Now the big question is if Theodor's bodyguards will manage to drag their sovereign back to Munich...odds are not good with Skoupoi and Belgrade under siege and many troops of Rhomania between them and their goal.
They didn't manage it. Theodor just died.
Manuel flipped over the body of the one she’d shot, which had fallen face first into the stream. “I’ll be damned. He knew. Somehow he knew,” he said with a huge grin.

“What are you talking about?” she asked.

Manuel’s grin got even bigger. “Anna of St Andreas, a peasant born of peasants. You’ve just killed a king.”
Manuel is referring to Demetrios III's curse on Theodor.

EDIT: Nevermind, that's Casimir of Poland.
Besides, they said a King. Not an Emperor.
It counts. Holy Roman Emperors also took on the title of "King of the Romans" and "King of the Germans" multiple times throughout history, though granted the latter one stopped getting used after the 11th century IIRC.

Anyways, here are the curses:
They all had pencil sketches of a male face, each one different. He was no artist like his son, but they were passable likenesses. He held up the first. “Casimir of Poland, noble warrior of God,” he sneered. “May a woman slay you.”

He held up the second. “Theodor of Bavaria, you who would gain the whole world. May you forfeit your mind instead.”

He held up the third. “Ibrahim of Persia, also so-called noble warrior of god. May a wo…no, should be different…hmm…eh…may a pair of women slay you.”

And he tossed the images into the flames.
Casimir is down for the count.

Theodor was seen in complete and utter denial of reality the last we saw, so hopefully he reaches Munich as a babbling madman.

Verdict is still out on Ibrahim.
Whats Hungary's term for changing sides? Austria?
They were already protecting Austria from that small Roman army so that should be quite doable for them.

This will however force them to become quite close to Rhomania for the foreseeable future as I don't think Hungary's other neighbors are that pleased with them.
Theodor was seen in complete and utter denial of reality the last we saw, so hopefully he reaches Munich as a babbling madman.
Imagine him showing up a beraggled mess, with a broken jaw so his face is messed up as much as his speech. Demanding Butcher be brought before him for striking the Emperor, calling for newer reinforcements, planning a new offensive.
They were already protecting Austria from that small Roman army so that should be quite doable for them.

This will however force them to become quite close to Rhomania for the foreseeable future as I don't think Hungary's other neighbors are that pleased with them.
As much as I've wanted to see Vienna become a Roman city - if Hungary get to retake Austria, the idea of being the Romans northernmost client/ally is a pretty solid deal by any measure for Hungary. That's peace across their entire southern border, secure mountains in the north, and the ability to consume the Wittelsbachs easily.

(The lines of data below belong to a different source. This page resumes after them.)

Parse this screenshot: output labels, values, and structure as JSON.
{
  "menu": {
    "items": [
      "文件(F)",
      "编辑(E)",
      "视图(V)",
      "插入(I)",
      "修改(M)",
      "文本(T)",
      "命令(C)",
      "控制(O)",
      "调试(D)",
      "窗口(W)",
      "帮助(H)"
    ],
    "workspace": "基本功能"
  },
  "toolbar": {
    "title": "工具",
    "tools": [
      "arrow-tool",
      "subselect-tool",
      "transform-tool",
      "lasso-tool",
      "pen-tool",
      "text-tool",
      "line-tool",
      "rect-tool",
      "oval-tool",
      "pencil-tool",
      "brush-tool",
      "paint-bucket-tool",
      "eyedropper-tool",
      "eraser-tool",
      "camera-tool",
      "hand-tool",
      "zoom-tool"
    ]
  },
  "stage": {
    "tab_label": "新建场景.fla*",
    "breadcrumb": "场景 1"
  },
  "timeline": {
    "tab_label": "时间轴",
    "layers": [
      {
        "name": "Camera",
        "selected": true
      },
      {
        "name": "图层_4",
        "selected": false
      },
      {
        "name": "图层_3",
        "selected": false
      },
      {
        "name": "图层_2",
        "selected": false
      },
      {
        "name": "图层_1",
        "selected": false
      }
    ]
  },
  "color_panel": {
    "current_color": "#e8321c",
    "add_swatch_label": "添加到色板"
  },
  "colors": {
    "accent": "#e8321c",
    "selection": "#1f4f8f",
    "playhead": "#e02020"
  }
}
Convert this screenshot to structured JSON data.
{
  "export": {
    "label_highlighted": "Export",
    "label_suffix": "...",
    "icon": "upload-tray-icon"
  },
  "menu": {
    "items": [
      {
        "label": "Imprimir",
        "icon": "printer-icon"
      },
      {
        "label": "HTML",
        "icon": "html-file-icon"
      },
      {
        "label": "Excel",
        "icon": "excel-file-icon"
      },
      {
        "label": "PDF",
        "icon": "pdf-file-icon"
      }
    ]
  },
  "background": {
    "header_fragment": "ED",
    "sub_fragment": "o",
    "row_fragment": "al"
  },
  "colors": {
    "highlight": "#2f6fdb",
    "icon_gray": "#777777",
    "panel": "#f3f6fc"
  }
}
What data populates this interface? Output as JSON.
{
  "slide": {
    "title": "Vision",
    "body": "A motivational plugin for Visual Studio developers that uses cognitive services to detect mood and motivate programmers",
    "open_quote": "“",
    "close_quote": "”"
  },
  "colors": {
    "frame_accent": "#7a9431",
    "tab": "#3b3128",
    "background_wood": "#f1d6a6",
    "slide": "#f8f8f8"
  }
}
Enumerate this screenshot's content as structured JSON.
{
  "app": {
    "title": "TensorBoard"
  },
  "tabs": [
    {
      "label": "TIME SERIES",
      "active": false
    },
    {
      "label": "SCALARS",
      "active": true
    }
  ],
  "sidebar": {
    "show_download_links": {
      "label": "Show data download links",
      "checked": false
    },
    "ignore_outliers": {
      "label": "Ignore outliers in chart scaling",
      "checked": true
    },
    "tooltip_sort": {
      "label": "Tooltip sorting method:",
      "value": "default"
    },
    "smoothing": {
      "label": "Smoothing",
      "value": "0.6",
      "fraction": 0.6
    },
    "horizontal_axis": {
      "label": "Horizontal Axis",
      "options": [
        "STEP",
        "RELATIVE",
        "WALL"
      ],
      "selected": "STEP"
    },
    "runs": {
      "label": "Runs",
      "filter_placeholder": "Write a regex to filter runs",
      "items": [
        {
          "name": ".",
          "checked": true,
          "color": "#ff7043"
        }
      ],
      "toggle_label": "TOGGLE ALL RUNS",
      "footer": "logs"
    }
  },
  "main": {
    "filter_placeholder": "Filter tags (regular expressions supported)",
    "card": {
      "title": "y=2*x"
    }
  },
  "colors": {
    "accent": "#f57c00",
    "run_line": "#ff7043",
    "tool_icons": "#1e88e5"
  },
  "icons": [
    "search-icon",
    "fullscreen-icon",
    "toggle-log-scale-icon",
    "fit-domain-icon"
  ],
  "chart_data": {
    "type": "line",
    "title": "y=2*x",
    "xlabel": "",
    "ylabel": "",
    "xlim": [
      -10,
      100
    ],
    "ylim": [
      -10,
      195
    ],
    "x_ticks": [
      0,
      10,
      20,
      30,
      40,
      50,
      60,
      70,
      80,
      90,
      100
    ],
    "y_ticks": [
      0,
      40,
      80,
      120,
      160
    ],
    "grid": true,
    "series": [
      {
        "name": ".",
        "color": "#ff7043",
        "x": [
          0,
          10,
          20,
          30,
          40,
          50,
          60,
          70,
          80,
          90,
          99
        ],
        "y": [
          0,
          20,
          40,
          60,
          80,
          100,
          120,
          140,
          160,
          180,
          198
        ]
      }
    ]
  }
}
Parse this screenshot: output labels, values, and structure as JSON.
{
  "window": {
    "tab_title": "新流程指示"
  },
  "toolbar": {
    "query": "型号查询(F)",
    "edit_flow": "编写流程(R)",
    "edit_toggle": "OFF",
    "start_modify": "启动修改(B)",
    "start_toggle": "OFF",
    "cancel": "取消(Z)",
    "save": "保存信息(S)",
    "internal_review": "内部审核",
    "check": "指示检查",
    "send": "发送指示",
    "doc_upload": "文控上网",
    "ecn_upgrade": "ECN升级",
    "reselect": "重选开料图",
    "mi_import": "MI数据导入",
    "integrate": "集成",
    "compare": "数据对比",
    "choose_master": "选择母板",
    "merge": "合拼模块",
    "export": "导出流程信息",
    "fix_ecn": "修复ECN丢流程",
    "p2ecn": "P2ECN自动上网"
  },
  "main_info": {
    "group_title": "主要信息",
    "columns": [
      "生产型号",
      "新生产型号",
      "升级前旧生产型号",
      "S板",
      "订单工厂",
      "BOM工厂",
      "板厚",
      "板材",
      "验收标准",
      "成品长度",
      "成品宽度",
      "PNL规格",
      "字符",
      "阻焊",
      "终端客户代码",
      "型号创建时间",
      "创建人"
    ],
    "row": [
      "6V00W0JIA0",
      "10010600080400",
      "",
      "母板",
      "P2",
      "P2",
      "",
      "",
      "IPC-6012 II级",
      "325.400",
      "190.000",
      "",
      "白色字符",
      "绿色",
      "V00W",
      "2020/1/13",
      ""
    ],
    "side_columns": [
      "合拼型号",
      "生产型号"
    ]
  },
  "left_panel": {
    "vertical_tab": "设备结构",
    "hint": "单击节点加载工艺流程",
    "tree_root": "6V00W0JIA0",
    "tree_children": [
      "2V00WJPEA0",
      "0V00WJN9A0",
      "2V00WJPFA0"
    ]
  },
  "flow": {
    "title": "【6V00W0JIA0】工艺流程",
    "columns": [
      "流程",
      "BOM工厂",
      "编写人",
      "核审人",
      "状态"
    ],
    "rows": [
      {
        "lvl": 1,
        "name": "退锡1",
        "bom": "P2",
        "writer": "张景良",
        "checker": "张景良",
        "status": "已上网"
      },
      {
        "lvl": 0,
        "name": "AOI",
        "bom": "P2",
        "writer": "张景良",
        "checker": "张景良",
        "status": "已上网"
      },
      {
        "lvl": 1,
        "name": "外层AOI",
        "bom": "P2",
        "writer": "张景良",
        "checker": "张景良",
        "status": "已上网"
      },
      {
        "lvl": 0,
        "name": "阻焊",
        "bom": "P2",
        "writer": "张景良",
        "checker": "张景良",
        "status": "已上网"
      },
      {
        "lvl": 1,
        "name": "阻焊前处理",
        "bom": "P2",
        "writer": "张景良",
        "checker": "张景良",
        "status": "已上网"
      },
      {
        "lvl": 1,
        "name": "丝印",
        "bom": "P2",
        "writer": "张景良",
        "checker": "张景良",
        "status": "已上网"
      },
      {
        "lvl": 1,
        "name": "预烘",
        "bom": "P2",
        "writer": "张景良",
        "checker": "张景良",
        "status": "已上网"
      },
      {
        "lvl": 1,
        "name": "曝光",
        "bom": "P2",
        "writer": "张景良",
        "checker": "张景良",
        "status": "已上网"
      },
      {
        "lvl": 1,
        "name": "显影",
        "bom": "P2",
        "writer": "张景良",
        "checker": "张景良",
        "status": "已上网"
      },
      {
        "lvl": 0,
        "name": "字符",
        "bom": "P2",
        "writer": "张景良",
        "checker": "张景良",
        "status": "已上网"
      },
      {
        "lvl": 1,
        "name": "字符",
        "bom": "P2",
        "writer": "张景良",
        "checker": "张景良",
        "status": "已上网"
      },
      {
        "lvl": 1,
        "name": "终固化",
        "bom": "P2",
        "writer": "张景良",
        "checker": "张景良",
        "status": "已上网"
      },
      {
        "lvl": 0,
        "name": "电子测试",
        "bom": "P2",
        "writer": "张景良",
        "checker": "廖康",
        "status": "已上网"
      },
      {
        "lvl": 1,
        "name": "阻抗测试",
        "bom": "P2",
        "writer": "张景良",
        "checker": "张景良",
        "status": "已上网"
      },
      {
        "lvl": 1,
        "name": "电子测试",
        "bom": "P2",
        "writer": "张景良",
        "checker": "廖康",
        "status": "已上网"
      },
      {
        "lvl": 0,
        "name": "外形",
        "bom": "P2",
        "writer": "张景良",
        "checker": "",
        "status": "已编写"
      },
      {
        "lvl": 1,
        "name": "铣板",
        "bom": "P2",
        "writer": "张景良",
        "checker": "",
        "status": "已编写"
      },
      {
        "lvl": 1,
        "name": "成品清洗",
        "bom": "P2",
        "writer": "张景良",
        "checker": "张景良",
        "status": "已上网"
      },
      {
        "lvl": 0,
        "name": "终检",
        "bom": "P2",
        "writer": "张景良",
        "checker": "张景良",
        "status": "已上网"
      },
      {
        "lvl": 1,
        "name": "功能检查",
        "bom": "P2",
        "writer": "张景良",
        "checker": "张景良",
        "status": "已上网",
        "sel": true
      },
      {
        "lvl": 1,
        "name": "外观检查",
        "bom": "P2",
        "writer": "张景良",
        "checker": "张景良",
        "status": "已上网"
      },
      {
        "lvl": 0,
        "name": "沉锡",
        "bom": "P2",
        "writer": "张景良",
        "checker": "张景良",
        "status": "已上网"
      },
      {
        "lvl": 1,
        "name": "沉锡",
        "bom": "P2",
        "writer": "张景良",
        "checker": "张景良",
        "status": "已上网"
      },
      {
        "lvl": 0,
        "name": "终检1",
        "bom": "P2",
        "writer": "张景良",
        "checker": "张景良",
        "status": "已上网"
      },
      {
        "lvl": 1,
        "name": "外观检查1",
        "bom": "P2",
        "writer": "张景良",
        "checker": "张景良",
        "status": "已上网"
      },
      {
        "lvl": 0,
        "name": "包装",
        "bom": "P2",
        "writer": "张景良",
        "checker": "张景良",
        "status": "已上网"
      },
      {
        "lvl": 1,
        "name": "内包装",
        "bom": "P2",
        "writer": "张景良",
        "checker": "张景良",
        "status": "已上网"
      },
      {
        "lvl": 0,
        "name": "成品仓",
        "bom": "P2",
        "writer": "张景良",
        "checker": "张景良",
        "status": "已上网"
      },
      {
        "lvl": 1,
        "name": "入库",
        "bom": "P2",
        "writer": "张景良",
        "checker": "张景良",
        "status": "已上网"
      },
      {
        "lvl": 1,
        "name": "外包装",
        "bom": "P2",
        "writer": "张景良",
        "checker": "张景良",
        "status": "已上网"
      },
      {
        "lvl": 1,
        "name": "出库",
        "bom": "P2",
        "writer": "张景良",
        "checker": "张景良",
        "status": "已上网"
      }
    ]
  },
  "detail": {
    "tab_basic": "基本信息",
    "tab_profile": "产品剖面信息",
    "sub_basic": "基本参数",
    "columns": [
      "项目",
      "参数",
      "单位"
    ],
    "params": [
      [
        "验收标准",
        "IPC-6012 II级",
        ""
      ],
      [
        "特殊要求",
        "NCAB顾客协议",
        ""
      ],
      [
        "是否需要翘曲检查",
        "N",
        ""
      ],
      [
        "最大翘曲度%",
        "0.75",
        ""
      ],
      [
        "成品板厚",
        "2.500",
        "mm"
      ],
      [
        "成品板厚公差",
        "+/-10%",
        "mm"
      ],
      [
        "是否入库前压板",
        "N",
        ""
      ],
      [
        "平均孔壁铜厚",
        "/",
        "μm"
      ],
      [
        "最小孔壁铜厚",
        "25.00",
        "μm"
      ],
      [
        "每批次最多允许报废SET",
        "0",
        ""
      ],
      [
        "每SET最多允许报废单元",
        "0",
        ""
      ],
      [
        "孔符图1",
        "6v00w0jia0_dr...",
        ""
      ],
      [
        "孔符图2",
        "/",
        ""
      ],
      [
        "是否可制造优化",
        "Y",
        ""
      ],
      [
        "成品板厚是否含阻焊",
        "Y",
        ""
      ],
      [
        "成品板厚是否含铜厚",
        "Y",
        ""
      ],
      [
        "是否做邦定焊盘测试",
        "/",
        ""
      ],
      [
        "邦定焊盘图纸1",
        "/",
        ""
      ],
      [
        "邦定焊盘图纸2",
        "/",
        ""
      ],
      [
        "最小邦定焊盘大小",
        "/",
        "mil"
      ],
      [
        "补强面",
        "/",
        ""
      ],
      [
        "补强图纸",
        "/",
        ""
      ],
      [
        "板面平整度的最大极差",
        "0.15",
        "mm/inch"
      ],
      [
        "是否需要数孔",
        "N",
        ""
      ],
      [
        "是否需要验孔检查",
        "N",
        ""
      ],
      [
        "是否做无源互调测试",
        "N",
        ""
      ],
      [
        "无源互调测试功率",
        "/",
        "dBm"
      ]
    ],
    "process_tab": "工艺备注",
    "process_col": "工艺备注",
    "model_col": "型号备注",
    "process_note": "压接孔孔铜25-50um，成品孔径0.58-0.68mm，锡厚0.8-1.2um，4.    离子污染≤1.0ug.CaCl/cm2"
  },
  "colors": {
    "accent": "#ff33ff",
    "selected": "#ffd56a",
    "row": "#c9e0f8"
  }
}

If anything, I wouldn't be surprised if Post-War, the Hungarians tear the Wittlesbachs, the Bohemians and Hungarians are at odds in the SE, but the Bohemians are a bit neutered because of the Hungarian-Roman alliance. Certainly a strong situation, and if the Hungarians can take Bavaria as well as Austria, they've got a wealthy realm that can influence (but not conquer/rule) quite a lot of Germany.

Could Hungary become a HRE candidate? I doubt they'd ever win, but they could be considered.

This is interesting, it's not a Fortress SE, but diplomatically it certainly is, with Hungary in the position to mimic Greater Moravia. Very cool.

Are those the terms then? Independence and land for Hungary, but they're within the Roman economic orbit?
They were already protecting Austria from that small Roman army so that should be quite doable for them.

This will however force them to become quite close to Rhomania for the foreseeable future as I don't think Hungary's other neighbors are that pleased with them.
They won't be pleased with them after this battle anyway, might as well milk it for all its worth.